=== Begin Enclosure ===

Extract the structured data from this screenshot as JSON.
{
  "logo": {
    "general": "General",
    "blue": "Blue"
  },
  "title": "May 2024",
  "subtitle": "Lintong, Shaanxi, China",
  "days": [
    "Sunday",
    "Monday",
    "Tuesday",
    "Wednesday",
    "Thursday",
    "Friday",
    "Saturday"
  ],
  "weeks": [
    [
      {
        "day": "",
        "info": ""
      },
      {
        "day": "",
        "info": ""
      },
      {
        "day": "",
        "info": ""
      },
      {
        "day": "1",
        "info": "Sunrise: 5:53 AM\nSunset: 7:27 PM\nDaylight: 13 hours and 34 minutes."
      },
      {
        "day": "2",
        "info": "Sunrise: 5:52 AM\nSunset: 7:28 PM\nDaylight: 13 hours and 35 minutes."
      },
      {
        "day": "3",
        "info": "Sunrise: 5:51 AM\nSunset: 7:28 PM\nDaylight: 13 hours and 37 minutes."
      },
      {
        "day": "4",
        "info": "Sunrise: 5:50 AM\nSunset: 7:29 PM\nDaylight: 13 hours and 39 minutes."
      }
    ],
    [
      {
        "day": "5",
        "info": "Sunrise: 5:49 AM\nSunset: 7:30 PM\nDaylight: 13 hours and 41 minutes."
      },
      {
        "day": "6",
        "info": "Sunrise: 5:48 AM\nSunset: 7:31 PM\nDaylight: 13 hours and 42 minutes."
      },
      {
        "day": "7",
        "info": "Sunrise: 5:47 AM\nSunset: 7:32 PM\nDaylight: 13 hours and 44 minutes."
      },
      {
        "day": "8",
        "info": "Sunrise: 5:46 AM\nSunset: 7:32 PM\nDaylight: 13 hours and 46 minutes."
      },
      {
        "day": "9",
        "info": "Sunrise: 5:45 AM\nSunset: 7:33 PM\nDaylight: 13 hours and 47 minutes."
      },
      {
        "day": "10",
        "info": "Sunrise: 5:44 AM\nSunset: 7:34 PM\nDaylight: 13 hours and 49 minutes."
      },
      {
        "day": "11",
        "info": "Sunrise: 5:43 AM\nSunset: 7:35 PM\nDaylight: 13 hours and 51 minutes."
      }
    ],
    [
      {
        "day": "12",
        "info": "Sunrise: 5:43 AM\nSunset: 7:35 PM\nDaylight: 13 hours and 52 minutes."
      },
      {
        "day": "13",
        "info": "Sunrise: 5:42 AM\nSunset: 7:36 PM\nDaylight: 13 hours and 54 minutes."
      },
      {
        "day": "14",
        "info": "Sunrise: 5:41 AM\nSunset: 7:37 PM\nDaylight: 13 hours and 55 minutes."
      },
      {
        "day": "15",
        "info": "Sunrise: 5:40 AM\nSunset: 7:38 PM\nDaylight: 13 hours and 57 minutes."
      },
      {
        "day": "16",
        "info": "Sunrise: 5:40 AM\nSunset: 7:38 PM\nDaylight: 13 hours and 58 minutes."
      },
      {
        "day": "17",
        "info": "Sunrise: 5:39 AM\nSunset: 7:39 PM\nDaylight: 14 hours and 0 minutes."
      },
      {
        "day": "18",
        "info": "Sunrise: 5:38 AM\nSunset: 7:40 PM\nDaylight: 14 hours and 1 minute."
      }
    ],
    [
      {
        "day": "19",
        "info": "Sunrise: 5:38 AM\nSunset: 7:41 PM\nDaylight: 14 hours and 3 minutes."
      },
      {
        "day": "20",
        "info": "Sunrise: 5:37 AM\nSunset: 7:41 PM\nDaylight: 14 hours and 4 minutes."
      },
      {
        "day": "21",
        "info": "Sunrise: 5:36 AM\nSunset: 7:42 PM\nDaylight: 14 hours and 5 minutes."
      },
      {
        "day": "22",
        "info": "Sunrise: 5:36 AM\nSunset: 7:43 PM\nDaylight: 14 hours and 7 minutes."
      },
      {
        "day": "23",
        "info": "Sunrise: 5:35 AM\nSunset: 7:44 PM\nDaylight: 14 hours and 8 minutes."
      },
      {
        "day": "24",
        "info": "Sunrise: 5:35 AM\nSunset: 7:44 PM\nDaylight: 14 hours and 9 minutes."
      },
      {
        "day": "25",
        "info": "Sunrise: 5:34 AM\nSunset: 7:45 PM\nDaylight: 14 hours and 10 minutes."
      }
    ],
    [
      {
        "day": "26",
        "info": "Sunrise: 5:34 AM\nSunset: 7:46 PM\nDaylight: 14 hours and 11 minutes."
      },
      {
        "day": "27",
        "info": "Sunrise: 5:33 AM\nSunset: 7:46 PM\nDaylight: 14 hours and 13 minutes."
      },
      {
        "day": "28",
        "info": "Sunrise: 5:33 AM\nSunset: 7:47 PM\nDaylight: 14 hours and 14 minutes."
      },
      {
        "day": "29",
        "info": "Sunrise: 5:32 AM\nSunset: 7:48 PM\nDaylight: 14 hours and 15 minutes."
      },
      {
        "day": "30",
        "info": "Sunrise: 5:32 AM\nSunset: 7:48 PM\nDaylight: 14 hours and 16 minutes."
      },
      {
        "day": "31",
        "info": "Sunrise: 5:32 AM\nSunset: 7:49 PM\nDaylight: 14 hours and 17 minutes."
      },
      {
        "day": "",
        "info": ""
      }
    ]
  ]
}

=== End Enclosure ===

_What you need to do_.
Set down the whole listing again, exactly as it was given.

_Your response_.
Extract the structured data from this screenshot as JSON.
{
  "logo": {
    "general": "General",
    "blue": "Blue"
  },
  "title": "May 2024",
  "subtitle": "Lintong, Shaanxi, China",
  "days": [
    "Sunday",
    "Monday",
    "Tuesday",
    "Wednesday",
    "Thursday",
    "Friday",
    "Saturday"
  ],
  "weeks": [
    [
      {
        "day": "",
        "info": ""
      },
      {
        "day": "",
        "info": ""
      },
      {
        "day": "",
        "info": ""
      },
      {
        "day": "1",
        "info": "Sunrise: 5:53 AM\nSunset: 7:27 PM\nDaylight: 13 hours and 34 minutes."
      },
      {
        "day": "2",
        "info": "Sunrise: 5:52 AM\nSunset: 7:28 PM\nDaylight: 13 hours and 35 minutes."
      },
      {
        "day": "3",
        "info": "Sunrise: 5:51 AM\nSunset: 7:28 PM\nDaylight: 13 hours and 37 minutes."
      },
      {
        "day": "4",
        "info": "Sunrise: 5:50 AM\nSunset: 7:29 PM\nDaylight: 13 hours and 39 minutes."
      }
    ],
    [
      {
        "day": "5",
        "info": "Sunrise: 5:49 AM\nSunset: 7:30 PM\nDaylight: 13 hours and 41 minutes."
      },
      {
        "day": "6",
        "info": "Sunrise: 5:48 AM\nSunset: 7:31 PM\nDaylight: 13 hours and 42 minutes."
      },
      {
        "day": "7",
        "info": "Sunrise: 5:47 AM\nSunset: 7:32 PM\nDaylight: 13 hours and 44 minutes."
      },
      {
        "day": "8",
        "info": "Sunrise: 5:46 AM\nSunset: 7:32 PM\nDaylight: 13 hours and 46 minutes."
      },
      {
        "day": "9",
        "info": "Sunrise: 5:45 AM\nSunset: 7:33 PM\nDaylight: 13 hours and 47 minutes."
      },
      {
        "day": "10",
        "info": "Sunrise: 5:44 AM\nSunset: 7:34 PM\nDaylight: 13 hours and 49 minutes."
      },
      {
        "day": "11",
        "info": "Sunrise: 5:43 AM\nSunset: 7:35 PM\nDaylight: 13 hours and 51 minutes."
      }
    ],
    [
      {
        "day": "12",
        "info": "Sunrise: 5:43 AM\nSunset: 7:35 PM\nDaylight: 13 hours and 52 minutes."
      },
      {
        "day": "13",
        "info": "Sunrise: 5:42 AM\nSunset: 7:36 PM\nDaylight: 13 hours and 54 minutes."
      },
      {
        "day": "14",
        "info": "Sunrise: 5:41 AM\nSunset: 7:37 PM\nDaylight: 13 hours and 55 minutes."
      },
      {
        "day": "15",
        "info": "Sunrise: 5:40 AM\nSunset: 7:38 PM\nDaylight: 13 hours and 57 minutes."
      },
      {
        "day": "16",
        "info": "Sunrise: 5:40 AM\nSunset: 7:38 PM\nDaylight: 13 hours and 58 minutes."
      },
      {
        "day": "17",
        "info": "Sunrise: 5:39 AM\nSunset: 7:39 PM\nDaylight: 14 hours and 0 minutes."
      },
      {
        "day": "18",
        "info": "Sunrise: 5:38 AM\nSunset: 7:40 PM\nDaylight: 14 hours and 1 minute."
      }
    ],
    [
      {
        "day": "19",
        "info": "Sunrise: 5:38 AM\nSunset: 7:41 PM\nDaylight: 14 hours and 3 minutes."
      },
      {
        "day": "20",
        "info": "Sunrise: 5:37 AM\nSunset: 7:41 PM\nDaylight: 14 hours and 4 minutes."
      },
      {
        "day": "21",
        "info": "Sunrise: 5:36 AM\nSunset: 7:42 PM\nDaylight: 14 hours and 5 minutes."
      },
      {
        "day": "22",
        "info": "Sunrise: 5:36 AM\nSunset: 7:43 PM\nDaylight: 14 hours and 7 minutes."
      },
      {
        "day": "23",
        "info": "Sunrise: 5:35 AM\nSunset: 7:44 PM\nDaylight: 14 hours and 8 minutes."
      },
      {
        "day": "24",
        "info": "Sunrise: 5:35 AM\nSunset: 7:44 PM\nDaylight: 14 hours and 9 minutes."
      },
      {
        "day": "25",
        "info": "Sunrise: 5:34 AM\nSunset: 7:45 PM\nDaylight: 14 hours and 10 minutes."
      }
    ],
    [
      {
        "day": "26",
        "info": "Sunrise: 5:34 AM\nSunset: 7:46 PM\nDaylight: 14 hours and 11 minutes."
      },
      {
        "day": "27",
        "info": "Sunrise: 5:33 AM\nSunset: 7:46 PM\nDaylight: 14 hours and 13 minutes."
      },
      {
        "day": "28",
        "info": "Sunrise: 5:33 AM\nSunset: 7:47 PM\nDaylight: 14 hours and 14 minutes."
      },
      {
        "day": "29",
        "info": "Sunrise: 5:32 AM\nSunset: 7:48 PM\nDaylight: 14 hours and 15 minutes."
      },
      {
        "day": "30",
        "info": "Sunrise: 5:32 AM\nSunset: 7:48 PM\nDaylight: 14 hours and 16 minutes."
      },
      {
        "day": "31",
        "info": "Sunrise: 5:32 AM\nSunset: 7:49 PM\nDaylight: 14 hours and 17 minutes."
      },
      {
        "day": "",
        "info": ""
      }
    ]
  ]
}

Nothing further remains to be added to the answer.